Description of the task:
Only the words of the entries are wanted, repeated exactly and without images.

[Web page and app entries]
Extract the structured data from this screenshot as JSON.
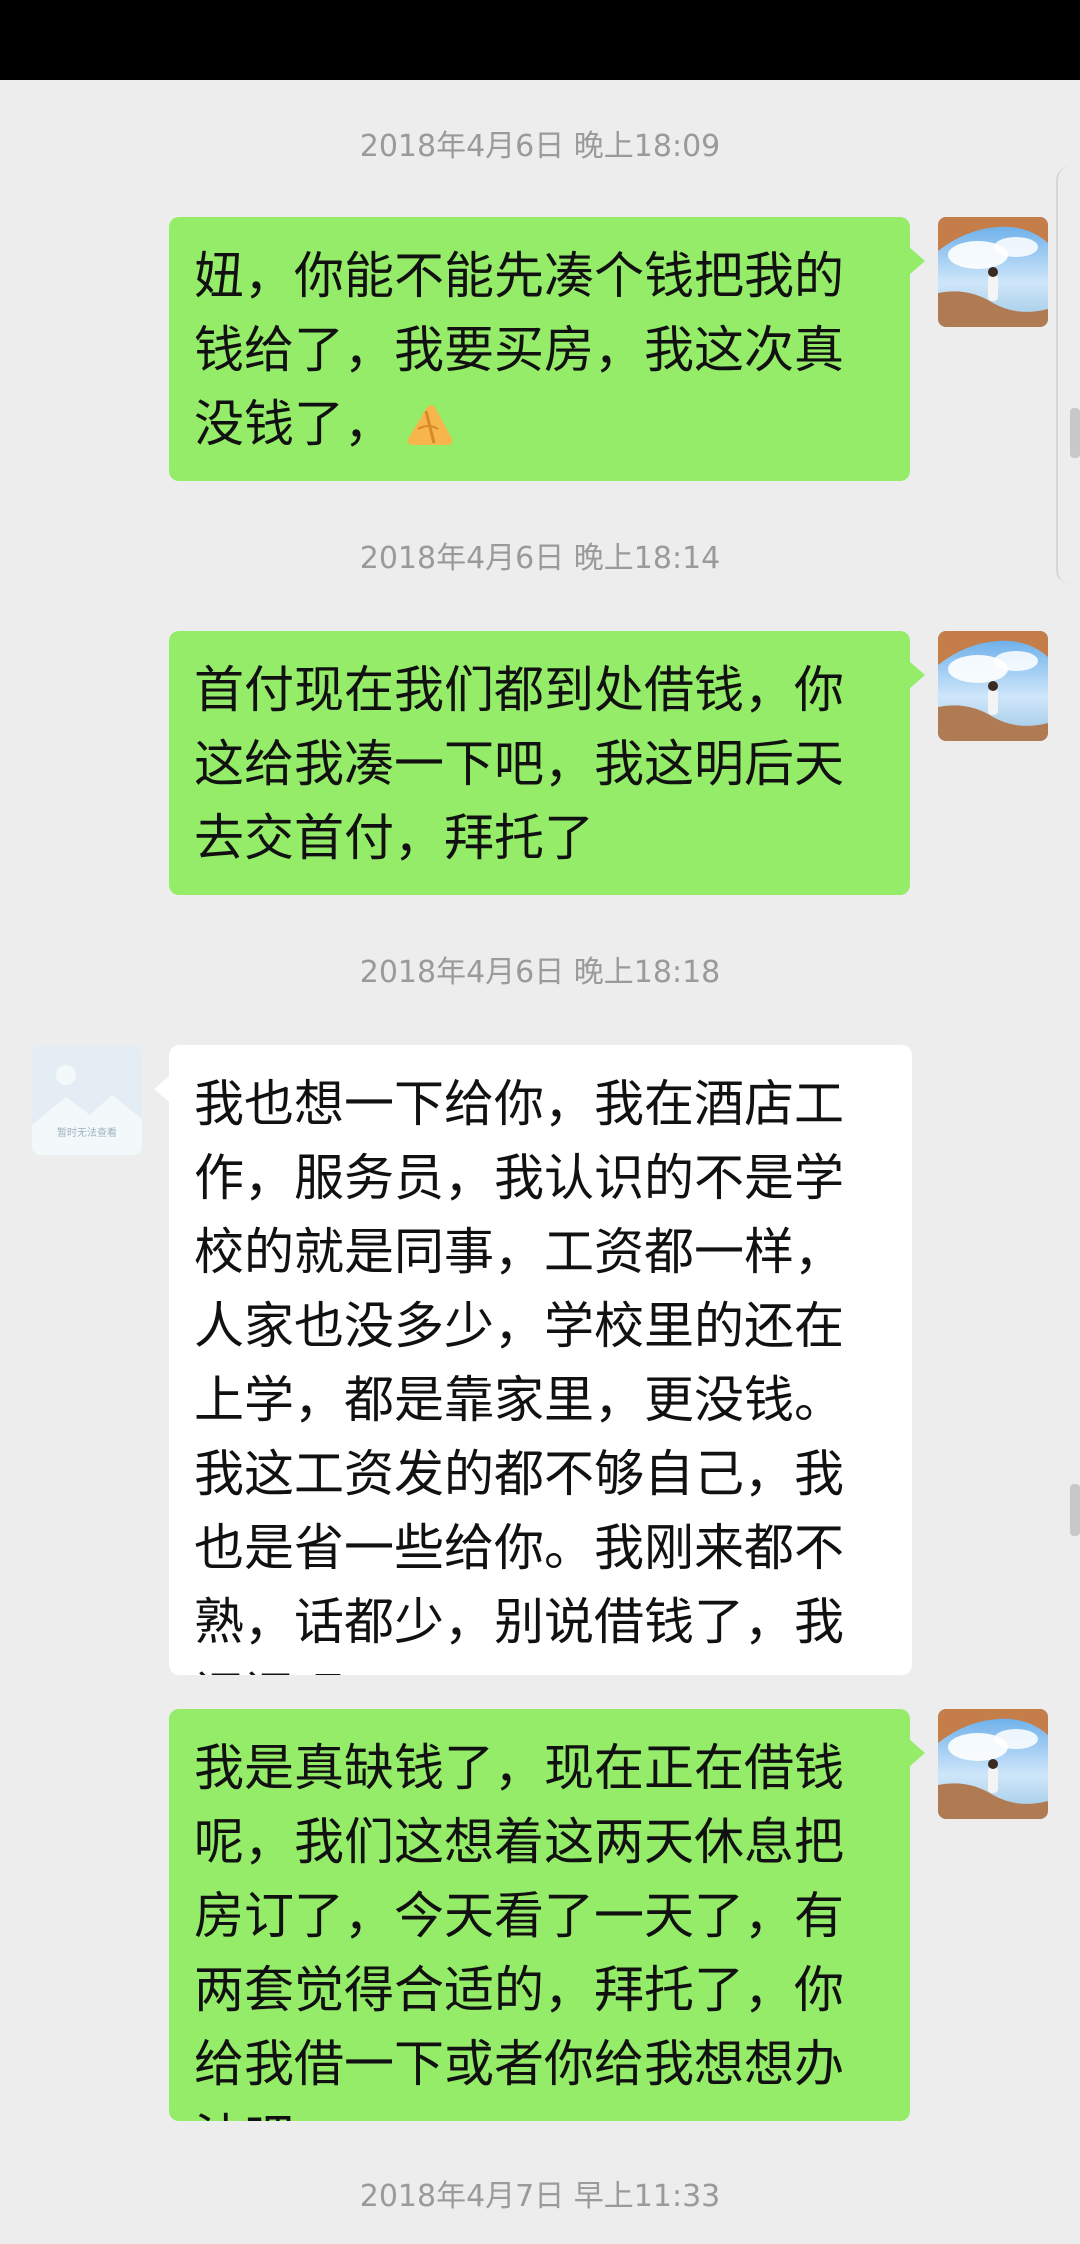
{
  "chat": {
    "timestamps": [
      "2018年4月6日 晚上18:09",
      "2018年4月6日 晚上18:14",
      "2018年4月6日 晚上18:18",
      "2018年4月7日 早上11:33"
    ],
    "messages": [
      {
        "direction": "outgoing",
        "text": "妞，你能不能先凑个钱把我的钱给了，我要买房，我这次真没钱了，",
        "emoji": "pray-hands-emoji"
      },
      {
        "direction": "outgoing",
        "text": "首付现在我们都到处借钱，你这给我凑一下吧，我这明后天去交首付，拜托了"
      },
      {
        "direction": "incoming",
        "text": "我也想一下给你，我在酒店工作，服务员，我认识的不是学校的就是同事，工资都一样，人家也没多少，学校里的还在上学，都是靠家里，更没钱。我这工资发的都不够自己，我也是省一些给你。我刚来都不熟，话都少，别说借钱了，我问问吧。"
      },
      {
        "direction": "outgoing",
        "text": "我是真缺钱了，现在正在借钱呢，我们这想着这两天休息把房订了，今天看了一天了，有两套觉得合适的，拜托了，你给我借一下或者你给我想想办法吧"
      }
    ],
    "placeholder_avatar_text": "暂时无法查看"
  },
  "colors": {
    "outgoing_bubble": "#95ec69",
    "incoming_bubble": "#ffffff",
    "background": "#ededed",
    "timestamp_text": "#9a9a9a"
  }
}
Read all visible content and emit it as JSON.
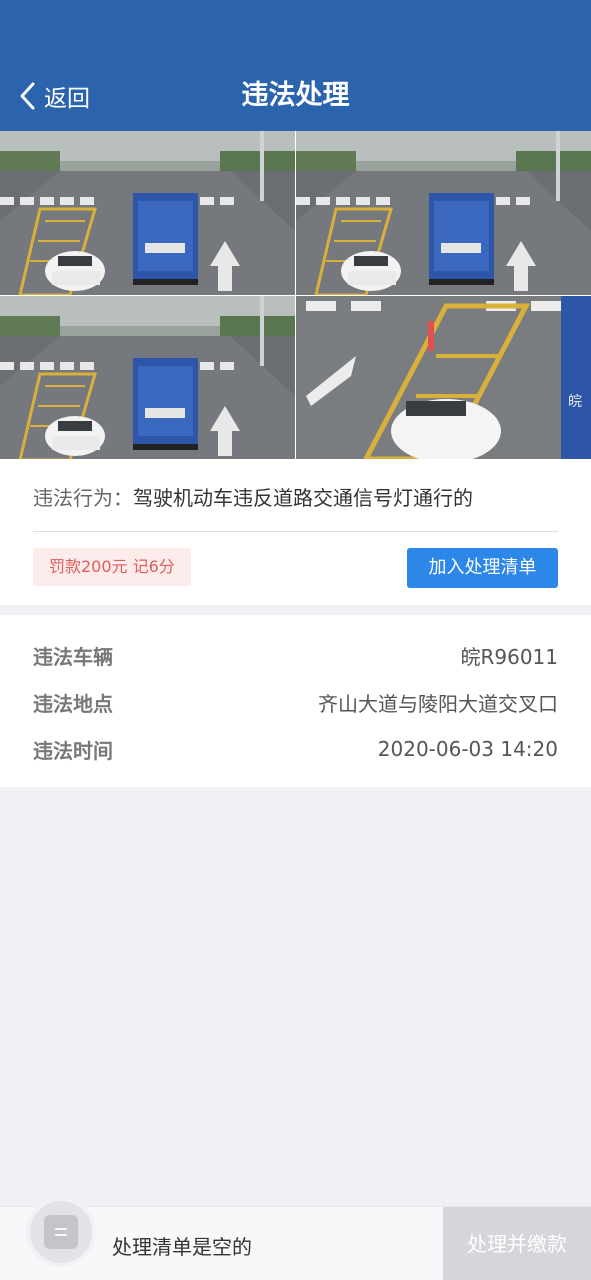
{
  "header": {
    "back_label": "返回",
    "title": "违法处理",
    "color": "#2c63ad"
  },
  "photos": {
    "icon": "traffic-camera-photo",
    "count": 4,
    "plate_text": "皖"
  },
  "violation": {
    "behavior_label": "违法行为：",
    "behavior_text": "驾驶机动车违反道路交通信号灯通行的",
    "penalty": "罚款200元 记6分",
    "add_button": "加入处理清单"
  },
  "details": [
    {
      "key": "违法车辆",
      "value": "皖R96011"
    },
    {
      "key": "违法地点",
      "value": "齐山大道与陵阳大道交叉口"
    },
    {
      "key": "违法时间",
      "value": "2020-06-03 14:20"
    }
  ],
  "bottom": {
    "icon": "list-icon",
    "empty_text": "处理清单是空的",
    "pay_button": "处理并缴款"
  },
  "colors": {
    "accent": "#2c87e8",
    "penalty_text": "#e25c5c",
    "penalty_bg": "#fdecec"
  }
}
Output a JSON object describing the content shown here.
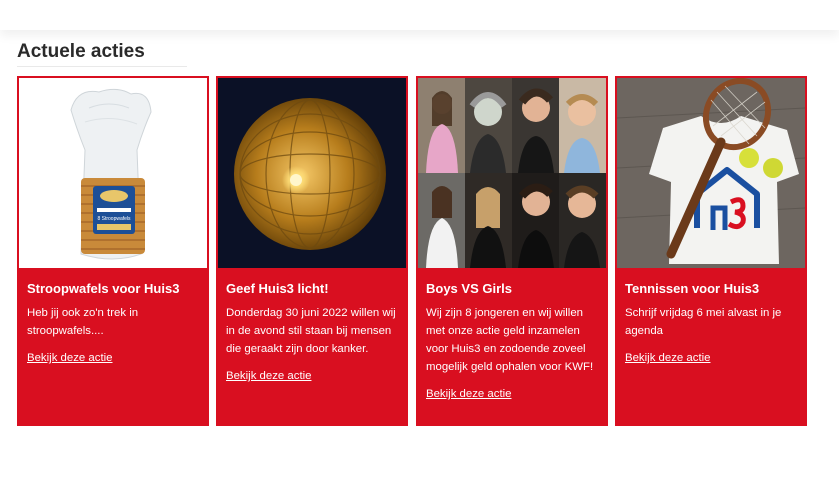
{
  "section": {
    "title": "Actuele acties"
  },
  "cards": [
    {
      "title": "Stroopwafels voor Huis3",
      "description": "Heb jij ook zo'n trek in stroopwafels....",
      "link_label": "Bekijk deze actie",
      "image_icon": "stroopwafel-package-image",
      "package_text": "8 Stroopwafels"
    },
    {
      "title": "Geef Huis3 licht!",
      "description": "Donderdag 30 juni 2022 willen wij in de avond stil staan bij mensen die geraakt zijn door kanker.",
      "link_label": "Bekijk deze actie",
      "image_icon": "paper-lantern-image"
    },
    {
      "title": "Boys VS Girls",
      "description": "Wij zijn 8 jongeren en wij willen met onze actie geld inzamelen voor Huis3 en zodoende zoveel mogelijk geld ophalen voor KWF!",
      "link_label": "Bekijk deze actie",
      "image_icon": "portrait-collage-image"
    },
    {
      "title": "Tennissen voor Huis3",
      "description": "Schrijf vrijdag 6 mei alvast in je agenda",
      "link_label": "Bekijk deze actie",
      "image_icon": "tennis-racket-shirt-image"
    }
  ],
  "colors": {
    "accent": "#d90f20",
    "text_dark": "#2a2a2a",
    "white": "#ffffff"
  }
}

Solution to the problem:
Extract the structured data from this screenshot as JSON.
{
  "chat": {
    "timestamps": [
      "2018年4月6日 晚上18:09",
      "2018年4月6日 晚上18:14",
      "2018年4月6日 晚上18:18",
      "2018年4月7日 早上11:33"
    ],
    "messages": [
      {
        "direction": "outgoing",
        "text": "妞，你能不能先凑个钱把我的钱给了，我要买房，我这次真没钱了，",
        "emoji": "pray-hands-emoji"
      },
      {
        "direction": "outgoing",
        "text": "首付现在我们都到处借钱，你这给我凑一下吧，我这明后天去交首付，拜托了"
      },
      {
        "direction": "incoming",
        "text": "我也想一下给你，我在酒店工作，服务员，我认识的不是学校的就是同事，工资都一样，人家也没多少，学校里的还在上学，都是靠家里，更没钱。我这工资发的都不够自己，我也是省一些给你。我刚来都不熟，话都少，别说借钱了，我问问吧。"
      },
      {
        "direction": "outgoing",
        "text": "我是真缺钱了，现在正在借钱呢，我们这想着这两天休息把房订了，今天看了一天了，有两套觉得合适的，拜托了，你给我借一下或者你给我想想办法吧"
      }
    ],
    "placeholder_avatar_text": "暂时无法查看"
  },
  "colors": {
    "outgoing_bubble": "#95ec69",
    "incoming_bubble": "#ffffff",
    "background": "#ededed",
    "timestamp_text": "#9a9a9a"
  }
}
Read all visible content and emit it as JSON.
{
  "header": {
    "back_label": "返回",
    "title": "违法处理",
    "color": "#2c63ad"
  },
  "photos": {
    "icon": "traffic-camera-photo",
    "count": 4,
    "plate_text": "皖"
  },
  "violation": {
    "behavior_label": "违法行为：",
    "behavior_text": "驾驶机动车违反道路交通信号灯通行的",
    "penalty": "罚款200元 记6分",
    "add_button": "加入处理清单"
  },
  "details": [
    {
      "key": "违法车辆",
      "value": "皖R96011"
    },
    {
      "key": "违法地点",
      "value": "齐山大道与陵阳大道交叉口"
    },
    {
      "key": "违法时间",
      "value": "2020-06-03 14:20"
    }
  ],
  "bottom": {
    "icon": "list-icon",
    "empty_text": "处理清单是空的",
    "pay_button": "处理并缴款"
  },
  "colors": {
    "accent": "#2c87e8",
    "penalty_text": "#e25c5c",
    "penalty_bg": "#fdecec"
  }
}
Output a JSON object describing the content shown here.
{
  "section": {
    "title": "Actuele acties"
  },
  "cards": [
    {
      "title": "Stroopwafels voor Huis3",
      "description": "Heb jij ook zo'n trek in stroopwafels....",
      "link_label": "Bekijk deze actie",
      "image_icon": "stroopwafel-package-image",
      "package_text": "8 Stroopwafels"
    },
    {
      "title": "Geef Huis3 licht!",
      "description": "Donderdag 30 juni 2022 willen wij in de avond stil staan bij mensen die geraakt zijn door kanker.",
      "link_label": "Bekijk deze actie",
      "image_icon": "paper-lantern-image"
    },
    {
      "title": "Boys VS Girls",
      "description": "Wij zijn 8 jongeren en wij willen met onze actie geld inzamelen voor Huis3 en zodoende zoveel mogelijk geld ophalen voor KWF!",
      "link_label": "Bekijk deze actie",
      "image_icon": "portrait-collage-image"
    },
    {
      "title": "Tennissen voor Huis3",
      "description": "Schrijf vrijdag 6 mei alvast in je agenda",
      "link_label": "Bekijk deze actie",
      "image_icon": "tennis-racket-shirt-image"
    }
  ],
  "colors": {
    "accent": "#d90f20",
    "text_dark": "#2a2a2a",
    "white": "#ffffff"
  }
}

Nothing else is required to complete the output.